Catching Cancer with Carbon Nanotubes
A multidisciplinary team of investigators at Harvard and MIT have created a new device that can detect single cancer cells in a blood sample, potentially allowing doctors to quickly determine whether cancer has spread from its original site. The microfluidic device, described by a paper published in the journal Small, is about the size of a dime, and could also detect cancer-causing viruses such as hepatitis B and C and the human papilloma virus. It could eventually be developed into low-cost tests for doctors to use in developing countries where expensive diagnostic equipment is hard to come by, according to Harvard's Mehmet Toner, who led the team conducting this research.
Dr. Toner built an earlier version of the device four years ago. In that original version, blood taken from a patient flows past tens of thousands of tiny silicon posts coated with antibodies that stick to tumor cells. Any rare circulating cancer cells that touch the posts become trapped. However, some of these rare cells never encounter the posts at all, and given the scarcity of circulating tumor cells in the blood, missing any of them could confound the device's ability to detect cancer.
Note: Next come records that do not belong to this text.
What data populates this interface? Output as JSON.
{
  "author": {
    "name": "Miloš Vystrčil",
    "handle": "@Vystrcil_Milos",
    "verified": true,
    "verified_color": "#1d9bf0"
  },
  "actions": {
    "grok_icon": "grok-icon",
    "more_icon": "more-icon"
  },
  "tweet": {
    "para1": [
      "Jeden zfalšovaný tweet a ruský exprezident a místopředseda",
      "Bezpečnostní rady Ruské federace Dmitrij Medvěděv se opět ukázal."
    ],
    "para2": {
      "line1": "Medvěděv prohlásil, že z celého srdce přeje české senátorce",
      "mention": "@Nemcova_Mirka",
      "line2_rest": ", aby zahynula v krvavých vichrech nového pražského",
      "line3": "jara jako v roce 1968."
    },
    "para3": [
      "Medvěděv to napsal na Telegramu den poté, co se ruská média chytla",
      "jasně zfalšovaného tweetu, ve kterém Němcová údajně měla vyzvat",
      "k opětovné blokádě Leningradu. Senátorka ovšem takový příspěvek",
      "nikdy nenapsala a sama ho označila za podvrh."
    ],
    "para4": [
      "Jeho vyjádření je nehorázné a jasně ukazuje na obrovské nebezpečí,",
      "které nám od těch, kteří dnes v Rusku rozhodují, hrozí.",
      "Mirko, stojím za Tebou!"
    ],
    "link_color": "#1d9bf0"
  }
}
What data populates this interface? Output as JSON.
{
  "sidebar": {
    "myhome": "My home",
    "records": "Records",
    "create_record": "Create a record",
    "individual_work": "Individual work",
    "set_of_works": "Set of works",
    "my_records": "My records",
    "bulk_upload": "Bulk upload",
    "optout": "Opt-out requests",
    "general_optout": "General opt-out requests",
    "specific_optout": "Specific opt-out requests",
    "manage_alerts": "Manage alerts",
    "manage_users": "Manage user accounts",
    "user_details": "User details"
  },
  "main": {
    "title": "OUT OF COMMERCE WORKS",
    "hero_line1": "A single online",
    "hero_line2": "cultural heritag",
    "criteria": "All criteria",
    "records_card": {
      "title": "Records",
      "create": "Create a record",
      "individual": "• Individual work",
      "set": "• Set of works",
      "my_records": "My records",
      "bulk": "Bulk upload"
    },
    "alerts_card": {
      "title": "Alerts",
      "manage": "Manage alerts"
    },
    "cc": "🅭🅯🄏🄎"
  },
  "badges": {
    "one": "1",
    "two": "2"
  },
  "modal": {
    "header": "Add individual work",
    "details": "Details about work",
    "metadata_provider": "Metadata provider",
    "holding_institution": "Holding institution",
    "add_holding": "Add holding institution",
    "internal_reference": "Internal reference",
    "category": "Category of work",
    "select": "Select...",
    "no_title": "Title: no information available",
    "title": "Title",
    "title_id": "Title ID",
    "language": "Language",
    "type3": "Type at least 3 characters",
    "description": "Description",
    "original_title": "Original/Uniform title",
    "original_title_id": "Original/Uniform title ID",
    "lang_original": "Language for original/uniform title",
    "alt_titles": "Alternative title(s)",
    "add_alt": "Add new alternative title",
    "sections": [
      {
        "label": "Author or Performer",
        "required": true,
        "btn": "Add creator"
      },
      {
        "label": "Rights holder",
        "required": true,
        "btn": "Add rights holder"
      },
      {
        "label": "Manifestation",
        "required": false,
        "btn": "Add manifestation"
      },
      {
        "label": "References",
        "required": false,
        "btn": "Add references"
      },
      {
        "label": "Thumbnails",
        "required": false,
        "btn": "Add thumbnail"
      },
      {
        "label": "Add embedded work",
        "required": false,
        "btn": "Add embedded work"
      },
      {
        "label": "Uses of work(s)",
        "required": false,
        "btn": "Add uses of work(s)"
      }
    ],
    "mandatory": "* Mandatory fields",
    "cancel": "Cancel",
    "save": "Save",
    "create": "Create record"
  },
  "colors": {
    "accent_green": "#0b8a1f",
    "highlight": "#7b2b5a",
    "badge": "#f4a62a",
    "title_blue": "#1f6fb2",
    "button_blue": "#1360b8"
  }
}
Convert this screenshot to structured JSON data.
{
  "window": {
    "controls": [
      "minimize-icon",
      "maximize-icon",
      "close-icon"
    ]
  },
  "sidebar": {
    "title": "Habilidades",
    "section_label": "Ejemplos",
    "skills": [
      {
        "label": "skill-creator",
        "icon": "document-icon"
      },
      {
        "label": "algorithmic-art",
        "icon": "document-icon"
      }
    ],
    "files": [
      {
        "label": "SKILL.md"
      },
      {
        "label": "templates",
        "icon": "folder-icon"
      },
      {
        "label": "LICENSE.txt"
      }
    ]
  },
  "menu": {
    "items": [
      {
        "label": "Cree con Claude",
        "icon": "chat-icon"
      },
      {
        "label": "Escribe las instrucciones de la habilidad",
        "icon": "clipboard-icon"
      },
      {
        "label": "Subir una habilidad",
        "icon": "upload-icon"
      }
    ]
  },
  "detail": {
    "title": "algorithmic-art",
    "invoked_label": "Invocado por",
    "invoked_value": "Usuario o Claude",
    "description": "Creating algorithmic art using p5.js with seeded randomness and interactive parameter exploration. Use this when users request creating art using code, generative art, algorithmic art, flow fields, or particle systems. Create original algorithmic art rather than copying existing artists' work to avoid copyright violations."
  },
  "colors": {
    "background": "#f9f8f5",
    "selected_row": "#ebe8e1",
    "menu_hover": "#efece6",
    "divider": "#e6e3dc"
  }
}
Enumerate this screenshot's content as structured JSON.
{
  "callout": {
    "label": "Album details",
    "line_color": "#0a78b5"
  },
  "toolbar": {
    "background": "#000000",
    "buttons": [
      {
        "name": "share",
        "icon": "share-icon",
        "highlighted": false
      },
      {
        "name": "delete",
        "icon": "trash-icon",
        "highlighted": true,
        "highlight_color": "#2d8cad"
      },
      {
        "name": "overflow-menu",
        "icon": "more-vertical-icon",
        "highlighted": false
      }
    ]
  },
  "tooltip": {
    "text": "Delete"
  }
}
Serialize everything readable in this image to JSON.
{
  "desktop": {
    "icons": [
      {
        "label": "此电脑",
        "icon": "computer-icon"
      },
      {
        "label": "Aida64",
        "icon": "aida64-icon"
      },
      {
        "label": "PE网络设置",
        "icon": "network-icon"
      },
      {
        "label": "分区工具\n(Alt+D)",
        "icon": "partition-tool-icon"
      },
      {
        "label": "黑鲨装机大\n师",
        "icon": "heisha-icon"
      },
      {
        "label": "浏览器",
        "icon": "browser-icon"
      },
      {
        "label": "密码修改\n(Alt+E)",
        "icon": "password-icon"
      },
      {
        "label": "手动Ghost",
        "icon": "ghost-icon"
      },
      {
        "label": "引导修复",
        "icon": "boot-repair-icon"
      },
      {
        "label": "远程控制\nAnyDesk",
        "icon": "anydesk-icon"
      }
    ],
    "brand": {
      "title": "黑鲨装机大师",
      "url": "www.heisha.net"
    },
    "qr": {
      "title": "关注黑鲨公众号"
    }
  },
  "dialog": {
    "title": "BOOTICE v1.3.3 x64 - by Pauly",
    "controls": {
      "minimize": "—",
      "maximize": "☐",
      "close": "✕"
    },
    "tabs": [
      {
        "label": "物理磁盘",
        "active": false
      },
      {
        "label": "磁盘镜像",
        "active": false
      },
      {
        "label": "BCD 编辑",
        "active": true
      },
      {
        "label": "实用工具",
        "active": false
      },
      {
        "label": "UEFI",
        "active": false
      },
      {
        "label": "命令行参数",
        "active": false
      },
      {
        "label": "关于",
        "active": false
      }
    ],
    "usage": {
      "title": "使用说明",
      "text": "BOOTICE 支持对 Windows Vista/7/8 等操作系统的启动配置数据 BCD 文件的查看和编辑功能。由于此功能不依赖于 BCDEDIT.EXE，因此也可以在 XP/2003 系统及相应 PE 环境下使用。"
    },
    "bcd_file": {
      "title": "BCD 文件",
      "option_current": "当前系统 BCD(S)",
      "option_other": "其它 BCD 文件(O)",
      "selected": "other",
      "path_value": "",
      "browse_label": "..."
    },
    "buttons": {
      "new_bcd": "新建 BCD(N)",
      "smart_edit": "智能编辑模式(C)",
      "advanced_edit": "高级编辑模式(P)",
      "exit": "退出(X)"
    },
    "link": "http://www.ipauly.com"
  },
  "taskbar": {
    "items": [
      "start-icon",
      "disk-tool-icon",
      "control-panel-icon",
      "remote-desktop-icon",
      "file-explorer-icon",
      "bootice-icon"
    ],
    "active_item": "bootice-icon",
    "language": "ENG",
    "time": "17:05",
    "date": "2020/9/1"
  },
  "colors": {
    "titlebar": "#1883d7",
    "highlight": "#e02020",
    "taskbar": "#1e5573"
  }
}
To solve that problem, Dr. Toner reasoned that if the posts were porous instead of solid, cells could flow right through them, making it more likely they would stick. To achieve that result, he enlisted the help of Brian Wardle from MIT, an expert in designing nano-engineered advanced composite materials to make stronger aircraft parts. Out of that collaboration came the new microfluidic device, studded with carbon nanotubes, that collects cancer cells eight times better than the original version.
Circulating tumor cells (cancer cells that have broken free from the original tumor) are normally very hard to detect, because there are so few of them — usually only several cells out of the millions of normal blood cells in a milliliter of blood. However, detecting these breakaway cells is an important way to determine whether a cancer has metastasized.
"Of all deaths from cancer, 90 percent are not the result of cancer at the primary site. They're from tumors that spread from the original site," said Dr. Wardle.
When designing advanced materials, Dr. Wardle often uses carbon nanotubes. Assemblies of the tubes are highly porous - a forest of carbon nanotubes, which contains 10 billion to 100 billion carbon nanotubes per square centimeter, is less than 1 percent carbon and 99 percent air. This leaves plenty of space for fluid to flow through. The MIT/Harvard team placed various geometries of carbon nanotube forest into the microfluidic device. As in the original device, the surface of each tube can be decorated with antibodies specific to cancer cells. However, because the fluid can go through the forest geometries as well as around them, there is much greater opportunity for the target cells or particles to get caught.
The researchers can customize the device by attaching different antibodies to the nanotubes' surfaces. Changing the spacing between the nanotube geometric features also allows them to capture different sized objects — from tumor cells, about a 1000 nanometers, or 1 micron, in diameter, down to viruses, which are only 40 nanometers in diameter. In fact, the researchers are now beginning to work on tailoring the device for HIV diagnosis. Toner's original cancer-cell-detecting device is now being tested in several hospitals and may be commercially available within the next few years.
This work is detailed in a paper titled, "Nanoporous Elements in Microfluidics for Multiscale Manipulation of Bioparticles." An abstract of this paper is available at the journal's website.